# [Exercise data]
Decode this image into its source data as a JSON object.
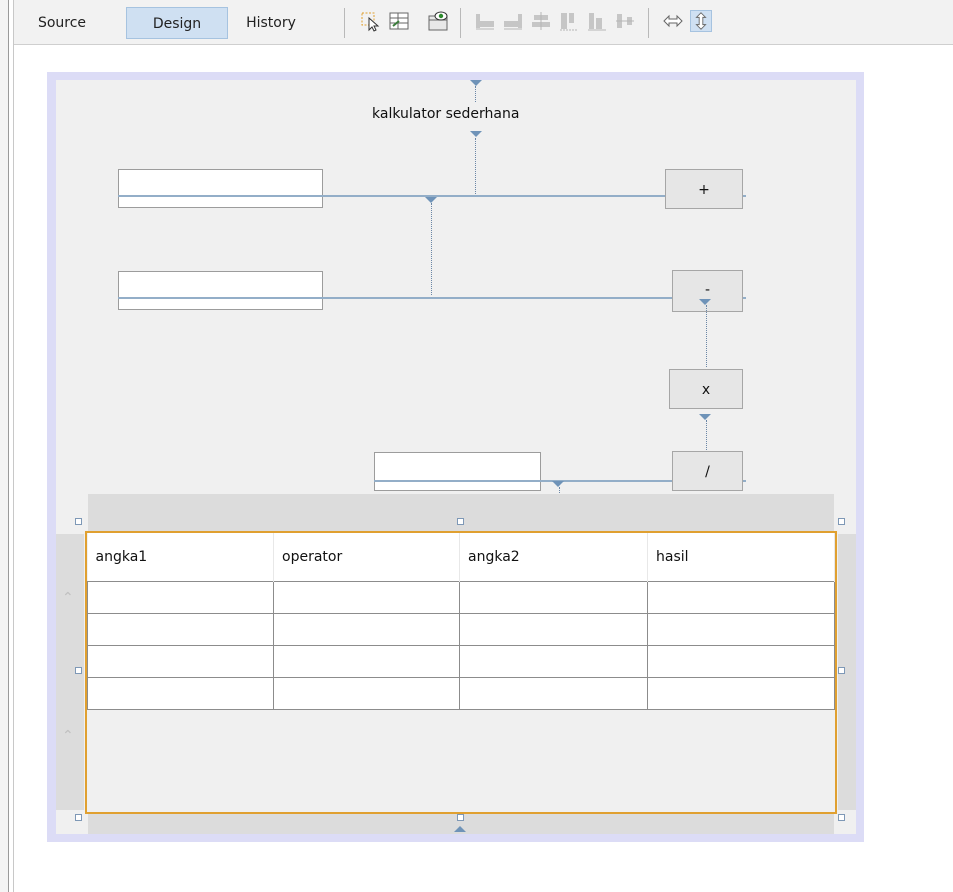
{
  "toolbar": {
    "tabs": [
      {
        "label": "Source",
        "active": false
      },
      {
        "label": "Design",
        "active": true
      },
      {
        "label": "History",
        "active": false
      }
    ],
    "icons": [
      "selection-mode-icon",
      "connection-mode-icon",
      "preview-design-icon",
      "align-left-icon",
      "align-right-icon",
      "center-horizontally-icon",
      "align-top-icon",
      "align-bottom-icon",
      "center-vertically-icon",
      "resize-horizontal-icon",
      "resize-vertical-icon"
    ]
  },
  "form": {
    "title": "kalkulator sederhana",
    "inputs": [
      {
        "name": "input-angka1",
        "value": ""
      },
      {
        "name": "input-angka2",
        "value": ""
      },
      {
        "name": "input-hasil",
        "value": ""
      }
    ],
    "buttons": {
      "add": "+",
      "subtract": "-",
      "multiply": "x",
      "divide": "/"
    }
  },
  "table": {
    "columns": [
      "angka1",
      "operator",
      "angka2",
      "hasil"
    ],
    "rows": [
      [
        "",
        "",
        "",
        ""
      ],
      [
        "",
        "",
        "",
        ""
      ],
      [
        "",
        "",
        "",
        ""
      ],
      [
        "",
        "",
        "",
        ""
      ]
    ]
  },
  "colors": {
    "selection_border": "#e0a030",
    "guide_line": "#93aec8",
    "active_tab": "#cfe0f2"
  }
}
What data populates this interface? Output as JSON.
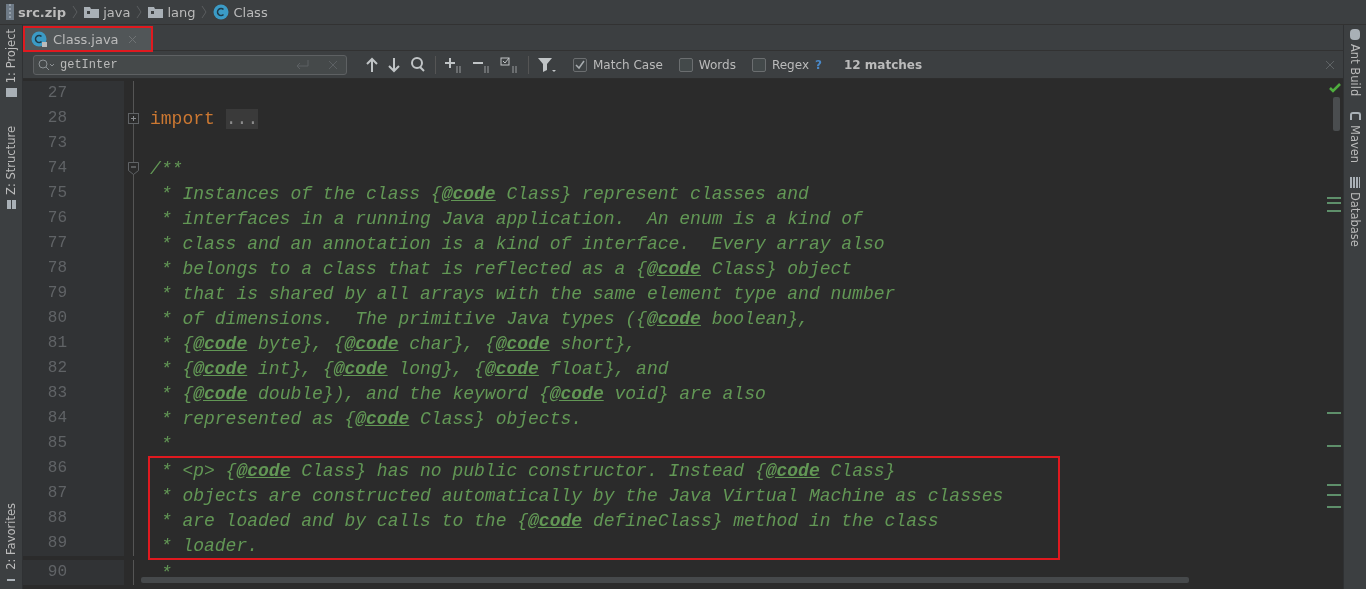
{
  "breadcrumb": [
    {
      "label": "src.zip",
      "kind": "archive"
    },
    {
      "label": "java",
      "kind": "folder"
    },
    {
      "label": "lang",
      "kind": "folder"
    },
    {
      "label": "Class",
      "kind": "class"
    }
  ],
  "tabs": [
    {
      "label": "Class.java",
      "selected": true,
      "outlined": true
    }
  ],
  "left_tools": [
    {
      "label": "1: Project",
      "kind": "folder"
    },
    {
      "label": "Z: Structure",
      "kind": "structure"
    },
    {
      "label": "2: Favorites",
      "kind": "star"
    }
  ],
  "right_tools": [
    {
      "label": "Ant Build",
      "kind": "ant"
    },
    {
      "label": "Maven",
      "kind": "maven"
    },
    {
      "label": "Database",
      "kind": "database"
    }
  ],
  "find": {
    "value": "getInter",
    "options": [
      {
        "label": "Match Case",
        "checked": true
      },
      {
        "label": "Words",
        "checked": false
      },
      {
        "label": "Regex",
        "checked": false
      }
    ],
    "help": "?",
    "matches": "12 matches"
  },
  "lines": [
    {
      "number": "27",
      "boxed": false
    },
    {
      "number": "28",
      "boxed": false,
      "expanded": false,
      "segments": [
        {
          "kind": "keyword",
          "text": "import"
        },
        {
          "kind": "folded",
          "text": "..."
        }
      ]
    },
    {
      "number": "73",
      "boxed": false
    },
    {
      "number": "74",
      "boxed": false,
      "expanded": true,
      "segments": [
        {
          "kind": "comment",
          "text": "/**"
        }
      ]
    },
    {
      "number": "75",
      "boxed": false,
      "segments": [
        {
          "kind": "comment",
          "text": " * Instances of the class {"
        },
        {
          "kind": "tag",
          "text": "@code"
        },
        {
          "kind": "comment",
          "text": " Class} represent classes and"
        }
      ]
    },
    {
      "number": "76",
      "boxed": false,
      "segments": [
        {
          "kind": "comment",
          "text": " * interfaces in a running Java application.  An enum is a kind of"
        }
      ]
    },
    {
      "number": "77",
      "boxed": false,
      "segments": [
        {
          "kind": "comment",
          "text": " * class and an annotation is a kind of interface.  Every array also"
        }
      ]
    },
    {
      "number": "78",
      "boxed": false,
      "segments": [
        {
          "kind": "comment",
          "text": " * belongs to a class that is reflected as a {"
        },
        {
          "kind": "tag",
          "text": "@code"
        },
        {
          "kind": "comment",
          "text": " Class} object"
        }
      ]
    },
    {
      "number": "79",
      "boxed": false,
      "segments": [
        {
          "kind": "comment",
          "text": " * that is shared by all arrays with the same element type and number"
        }
      ]
    },
    {
      "number": "80",
      "boxed": false,
      "segments": [
        {
          "kind": "comment",
          "text": " * of dimensions.  The primitive Java types ({"
        },
        {
          "kind": "tag",
          "text": "@code"
        },
        {
          "kind": "comment",
          "text": " boolean},"
        }
      ]
    },
    {
      "number": "81",
      "boxed": false,
      "segments": [
        {
          "kind": "comment",
          "text": " * {"
        },
        {
          "kind": "tag",
          "text": "@code"
        },
        {
          "kind": "comment",
          "text": " byte}, {"
        },
        {
          "kind": "tag",
          "text": "@code"
        },
        {
          "kind": "comment",
          "text": " char}, {"
        },
        {
          "kind": "tag",
          "text": "@code"
        },
        {
          "kind": "comment",
          "text": " short},"
        }
      ]
    },
    {
      "number": "82",
      "boxed": false,
      "segments": [
        {
          "kind": "comment",
          "text": " * {"
        },
        {
          "kind": "tag",
          "text": "@code"
        },
        {
          "kind": "comment",
          "text": " int}, {"
        },
        {
          "kind": "tag",
          "text": "@code"
        },
        {
          "kind": "comment",
          "text": " long}, {"
        },
        {
          "kind": "tag",
          "text": "@code"
        },
        {
          "kind": "comment",
          "text": " float}, and"
        }
      ]
    },
    {
      "number": "83",
      "boxed": false,
      "segments": [
        {
          "kind": "comment",
          "text": " * {"
        },
        {
          "kind": "tag",
          "text": "@code"
        },
        {
          "kind": "comment",
          "text": " double}), and the keyword {"
        },
        {
          "kind": "tag",
          "text": "@code"
        },
        {
          "kind": "comment",
          "text": " void} are also"
        }
      ]
    },
    {
      "number": "84",
      "boxed": false,
      "segments": [
        {
          "kind": "comment",
          "text": " * represented as {"
        },
        {
          "kind": "tag",
          "text": "@code"
        },
        {
          "kind": "comment",
          "text": " Class} objects."
        }
      ]
    },
    {
      "number": "85",
      "boxed": false,
      "segments": [
        {
          "kind": "comment",
          "text": " *"
        }
      ]
    },
    {
      "number": "86",
      "boxed": true,
      "segments": [
        {
          "kind": "comment",
          "text": " * <p> {"
        },
        {
          "kind": "tag",
          "text": "@code"
        },
        {
          "kind": "comment",
          "text": " Class} has no public constructor. Instead {"
        },
        {
          "kind": "tag",
          "text": "@code"
        },
        {
          "kind": "comment",
          "text": " Class}"
        }
      ]
    },
    {
      "number": "87",
      "boxed": true,
      "segments": [
        {
          "kind": "comment",
          "text": " * objects are constructed automatically by the Java Virtual Machine as classes"
        }
      ]
    },
    {
      "number": "88",
      "boxed": true,
      "segments": [
        {
          "kind": "comment",
          "text": " * are loaded and by calls to the {"
        },
        {
          "kind": "tag",
          "text": "@code"
        },
        {
          "kind": "comment",
          "text": " defineClass} method in the class"
        }
      ]
    },
    {
      "number": "89",
      "boxed": true,
      "segments": [
        {
          "kind": "comment",
          "text": " * loader."
        }
      ]
    },
    {
      "number": "90",
      "boxed": false,
      "segments": [
        {
          "kind": "comment",
          "text": " *"
        }
      ]
    }
  ]
}
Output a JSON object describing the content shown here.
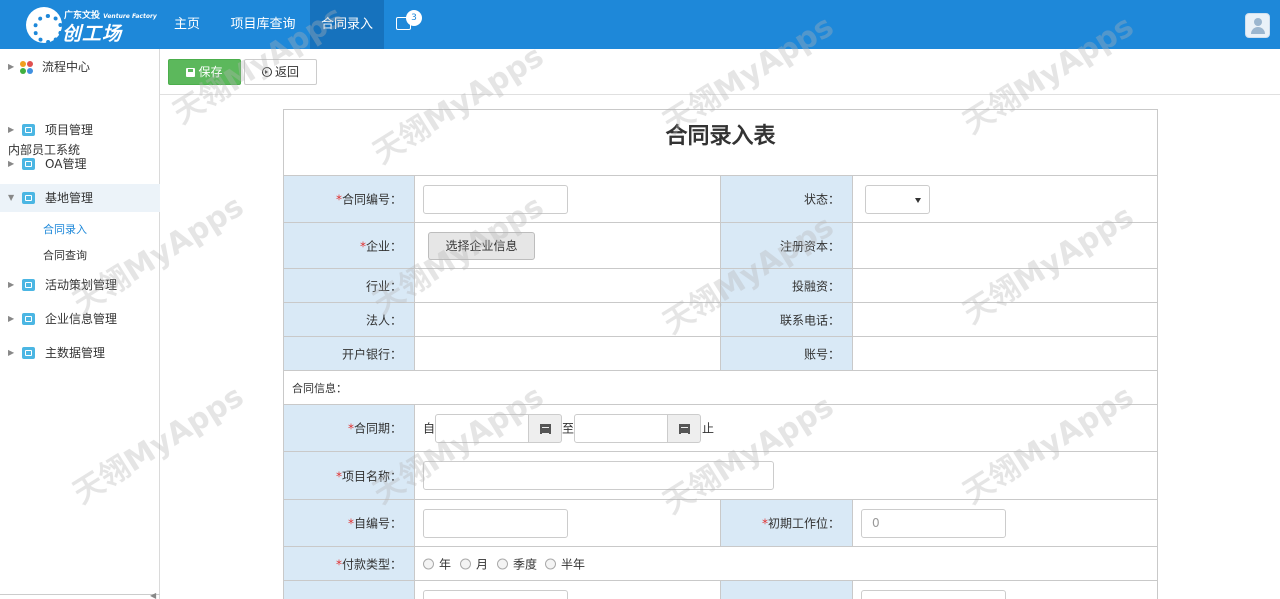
{
  "header": {
    "logo_small": "广东文投",
    "logo_small_en": "Venture Factory",
    "logo_big": "创工场",
    "nav": [
      {
        "label": "主页"
      },
      {
        "label": "项目库查询"
      },
      {
        "label": "合同录入"
      }
    ],
    "message_badge": "3"
  },
  "sidebar": {
    "flow_center": "流程中心",
    "section_title": "内部员工系统",
    "items": [
      {
        "label": "项目管理"
      },
      {
        "label": "OA管理"
      },
      {
        "label": "基地管理"
      },
      {
        "label": "活动策划管理"
      },
      {
        "label": "企业信息管理"
      },
      {
        "label": "主数据管理"
      }
    ],
    "subitems": [
      {
        "label": "合同录入"
      },
      {
        "label": "合同查询"
      }
    ]
  },
  "toolbar": {
    "save_label": "保存",
    "back_label": "返回"
  },
  "form": {
    "title": "合同录入表",
    "contract_no_label": "合同编号：",
    "status_label": "状态：",
    "company_label": "企业：",
    "choose_company_button": "选择企业信息",
    "registered_capital_label": "注册资本：",
    "industry_label": "行业：",
    "financing_label": "投融资：",
    "legal_person_label": "法人：",
    "phone_label": "联系电话：",
    "bank_label": "开户银行：",
    "account_label": "账号：",
    "contract_info_label": "合同信息：",
    "period_label": "合同期：",
    "period_from": "自",
    "period_to": "至",
    "period_end": "止",
    "project_name_label": "项目名称：",
    "self_no_label": "自编号：",
    "initial_workstations_label": "初期工作位：",
    "initial_workstations_value": "0",
    "payment_type_label": "付款类型：",
    "payment_options": [
      "年",
      "月",
      "季度",
      "半年"
    ],
    "required_mark": "*"
  },
  "watermark": "天翎MyApps",
  "colors": {
    "header_bg": "#1e88d9",
    "nav_active_bg": "#1672bd",
    "label_bg": "#d9e9f6",
    "save_button": "#5cb85c",
    "required": "#e03030"
  }
}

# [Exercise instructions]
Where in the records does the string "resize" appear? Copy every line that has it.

# [Written answer]
      "resize-horizontal-icon",
      "resize-vertical-icon"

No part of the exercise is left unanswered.